One of my heroes died today, Andy Griffith. He was a TV Icon and along with a great group of ensemble actors who on both the Andy Griffith Show in the sixties and Matlock in the 80’s and 90’s helped him become a national treasure. He is of course partially responsible for the making of another American Icon Ron Howard, who started out as his son on the long running Andy Griffith Show and has over the years bestowed well-deserved credit on Andy for not only giving him is start but for being his mentor and inspiring him as well.
Along the way Andy amused and thrilled audiences for generations with his easy going laid back style of acting on the Andy Griffith Show especially and with a slightly more peckish style as the somewhat fussy lawyer Matlock in later years. His fan base has its origins in rural small town America from which he sprang and from which came some of his most endearing lines. Growing up in that environment he came quickly to understand both the thinking and the humor that rural Americans possessed and used it to his advantage throughout his career to create characters that were somewhat flawed but loveable just the same.
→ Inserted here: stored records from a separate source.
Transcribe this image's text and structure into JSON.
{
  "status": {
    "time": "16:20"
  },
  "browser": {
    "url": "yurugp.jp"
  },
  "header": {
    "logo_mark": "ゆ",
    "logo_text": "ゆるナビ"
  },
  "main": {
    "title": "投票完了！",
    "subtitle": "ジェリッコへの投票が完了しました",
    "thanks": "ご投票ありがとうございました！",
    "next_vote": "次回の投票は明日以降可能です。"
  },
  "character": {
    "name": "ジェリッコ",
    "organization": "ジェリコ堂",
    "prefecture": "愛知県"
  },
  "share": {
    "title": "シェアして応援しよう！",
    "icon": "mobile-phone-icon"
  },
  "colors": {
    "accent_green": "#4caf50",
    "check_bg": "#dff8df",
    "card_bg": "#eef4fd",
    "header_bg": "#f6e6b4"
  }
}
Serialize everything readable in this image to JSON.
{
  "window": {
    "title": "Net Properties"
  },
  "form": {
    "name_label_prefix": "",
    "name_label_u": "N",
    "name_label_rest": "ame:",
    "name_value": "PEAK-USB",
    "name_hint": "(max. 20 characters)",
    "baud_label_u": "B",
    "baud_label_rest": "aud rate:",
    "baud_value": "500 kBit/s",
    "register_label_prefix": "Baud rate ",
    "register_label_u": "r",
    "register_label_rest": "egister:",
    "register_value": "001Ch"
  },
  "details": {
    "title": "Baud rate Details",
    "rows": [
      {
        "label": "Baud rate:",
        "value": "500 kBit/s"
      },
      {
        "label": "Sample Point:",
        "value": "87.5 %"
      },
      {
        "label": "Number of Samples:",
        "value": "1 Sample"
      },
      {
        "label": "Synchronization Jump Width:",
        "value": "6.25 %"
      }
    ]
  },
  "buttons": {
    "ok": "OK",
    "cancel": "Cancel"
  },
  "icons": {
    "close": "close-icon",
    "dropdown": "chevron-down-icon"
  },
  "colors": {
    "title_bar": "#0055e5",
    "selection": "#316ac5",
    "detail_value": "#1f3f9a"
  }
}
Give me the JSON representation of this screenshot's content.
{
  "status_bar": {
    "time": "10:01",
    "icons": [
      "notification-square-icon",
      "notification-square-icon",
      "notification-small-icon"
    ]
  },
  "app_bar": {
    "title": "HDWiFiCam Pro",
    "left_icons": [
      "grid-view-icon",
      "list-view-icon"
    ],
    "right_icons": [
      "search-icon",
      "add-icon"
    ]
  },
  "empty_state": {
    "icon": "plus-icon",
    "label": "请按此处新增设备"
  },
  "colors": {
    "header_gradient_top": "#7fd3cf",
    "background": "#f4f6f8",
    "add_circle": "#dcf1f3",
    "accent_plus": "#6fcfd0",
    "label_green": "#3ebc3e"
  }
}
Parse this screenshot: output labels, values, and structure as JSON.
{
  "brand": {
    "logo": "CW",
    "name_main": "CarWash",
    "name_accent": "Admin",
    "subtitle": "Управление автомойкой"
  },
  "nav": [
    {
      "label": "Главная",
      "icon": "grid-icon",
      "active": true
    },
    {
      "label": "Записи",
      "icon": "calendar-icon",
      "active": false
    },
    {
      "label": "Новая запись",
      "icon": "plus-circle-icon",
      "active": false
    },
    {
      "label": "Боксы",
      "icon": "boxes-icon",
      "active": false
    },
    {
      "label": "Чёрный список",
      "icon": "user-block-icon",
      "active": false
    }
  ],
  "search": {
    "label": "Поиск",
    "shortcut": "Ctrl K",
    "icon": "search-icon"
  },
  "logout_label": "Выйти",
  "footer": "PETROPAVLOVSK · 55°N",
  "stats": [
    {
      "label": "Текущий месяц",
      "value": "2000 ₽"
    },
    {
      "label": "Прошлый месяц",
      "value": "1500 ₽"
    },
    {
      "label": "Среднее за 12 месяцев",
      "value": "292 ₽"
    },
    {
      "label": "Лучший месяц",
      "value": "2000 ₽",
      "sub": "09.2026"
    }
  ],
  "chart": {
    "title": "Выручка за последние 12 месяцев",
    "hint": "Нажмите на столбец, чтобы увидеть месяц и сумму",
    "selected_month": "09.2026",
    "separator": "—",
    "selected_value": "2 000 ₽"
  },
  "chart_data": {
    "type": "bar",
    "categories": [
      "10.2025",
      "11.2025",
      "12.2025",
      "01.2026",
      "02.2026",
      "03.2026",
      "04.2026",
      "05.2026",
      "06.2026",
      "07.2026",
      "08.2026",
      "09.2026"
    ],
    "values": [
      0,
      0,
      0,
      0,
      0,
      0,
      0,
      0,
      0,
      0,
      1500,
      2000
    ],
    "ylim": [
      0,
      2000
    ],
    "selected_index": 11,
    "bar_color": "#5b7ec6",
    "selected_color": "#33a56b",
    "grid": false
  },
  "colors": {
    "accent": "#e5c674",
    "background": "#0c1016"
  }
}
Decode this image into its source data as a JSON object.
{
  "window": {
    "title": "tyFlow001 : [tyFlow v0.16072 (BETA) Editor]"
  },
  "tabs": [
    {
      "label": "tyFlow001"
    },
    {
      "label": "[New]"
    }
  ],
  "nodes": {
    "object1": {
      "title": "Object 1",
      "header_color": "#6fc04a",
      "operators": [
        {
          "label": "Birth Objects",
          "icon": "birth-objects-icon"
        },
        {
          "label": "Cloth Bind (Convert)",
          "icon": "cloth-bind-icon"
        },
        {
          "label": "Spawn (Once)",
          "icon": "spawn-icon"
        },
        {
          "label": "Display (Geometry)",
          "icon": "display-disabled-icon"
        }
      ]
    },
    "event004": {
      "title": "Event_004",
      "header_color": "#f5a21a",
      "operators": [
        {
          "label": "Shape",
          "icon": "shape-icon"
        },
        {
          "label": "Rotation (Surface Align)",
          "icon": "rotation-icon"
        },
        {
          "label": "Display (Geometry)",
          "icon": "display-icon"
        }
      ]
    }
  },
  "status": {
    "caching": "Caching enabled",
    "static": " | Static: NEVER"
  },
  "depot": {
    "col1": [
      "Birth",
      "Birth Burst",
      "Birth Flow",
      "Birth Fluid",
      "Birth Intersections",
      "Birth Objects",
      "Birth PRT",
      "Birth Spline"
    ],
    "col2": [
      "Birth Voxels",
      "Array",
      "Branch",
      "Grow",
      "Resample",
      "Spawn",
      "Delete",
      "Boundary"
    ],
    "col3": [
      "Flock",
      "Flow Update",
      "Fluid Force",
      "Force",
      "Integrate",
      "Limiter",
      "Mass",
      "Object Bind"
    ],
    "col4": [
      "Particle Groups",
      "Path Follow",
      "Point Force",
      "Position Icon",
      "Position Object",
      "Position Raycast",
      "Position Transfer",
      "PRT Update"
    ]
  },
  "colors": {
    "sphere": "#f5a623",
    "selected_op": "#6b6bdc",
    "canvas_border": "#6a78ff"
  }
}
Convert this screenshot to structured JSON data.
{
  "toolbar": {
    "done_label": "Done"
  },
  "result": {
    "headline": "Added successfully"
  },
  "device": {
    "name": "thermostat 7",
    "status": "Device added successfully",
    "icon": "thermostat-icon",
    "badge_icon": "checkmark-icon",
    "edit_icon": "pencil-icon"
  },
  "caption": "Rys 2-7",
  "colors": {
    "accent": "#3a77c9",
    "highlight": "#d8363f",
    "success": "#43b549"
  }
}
He got his start as a stand up comedian and became a stand-out with his classic ‘What it was, was football’ in 1953. His take on one of America’s most revered and iconic sports is still fresh today. He couldn’t quite comprehend what he had been accidentally forced into watching, but he put the whole game of football into perspective with his closing lament, “It was some kindly of a contest, whereby one bunch them men tried take that pumpkin from one end of that cow pasture to the other without either getting knocked down or steppin’ in something.”
That one classic monologue propelled him into a lifetime of TV and Movies. His first movie also remains a classic “No Time For Sergeants’. While he has become a comedic icon he also has left us with a number of dramatic roles for which he gained acclaim, especially his dark, chilling and somewhat prescience portrayal of ‘Lonesome Rhodes, as a made up character that soon comes to control everything and everybody around him and then seeks to control the nation as well and its people as well, before he is brought down by his own ego, and the people around him who helped create the monster that he had become, in the now classic ‘A Face in the Crowd’.
The Andy Griffith Show became an all-time classic because of its innate ability to address real-life issues with thoughtful though humorous insights that gave you the point and made you think without directly smacking you in the face and letting you laugh and feel good about what you saw. It was sometimes a little hokey, but with good thoughts and good humor in mind. Often teaching a lesson without preaching and still being hilarious and entertaining.
He made several other classic movies for TV in which he often played dark and menacing roles gaining kudos for his dramatic skills as an actor. But it was through his mostly comedic roles which made him the icon that he became.
Through it all he remained as fresh and new as the first day he burst upon the scene. He was likable and well-respected by his fans and his colleagues as well. He gave several actors their starts in TV and movies. Don Knotts, his bumbling and lovable deputy Barney Fife, George Lindsay as Barney’s rural hayseed cousin, Goober, of Ron Howard as Opie, and Jim Nabors, as Gomer Pyle the man with the classic singing voice playing another small town hayseed drafted into the modern Marine Corps after having served as one of Andy’s bumbling but lovable deputies.
Andy Griffith gave us so much. He made us feel good about ourselves and taught us how to laugh at our own foils and did so without prejudice or rancor. He was also an excellent musician and singer in his own right and his album from the 1990’s ‘I Love To Tell The Story’ went platinum.
I will miss his rural tinged kindly good humor and will probably watch Matlock and the iconic Andy Griffith Show for the remainder of my years.
Goodbye Andy, thanks for helping make my life a little more humorous and a whole lot more fun! —– Bob Bearden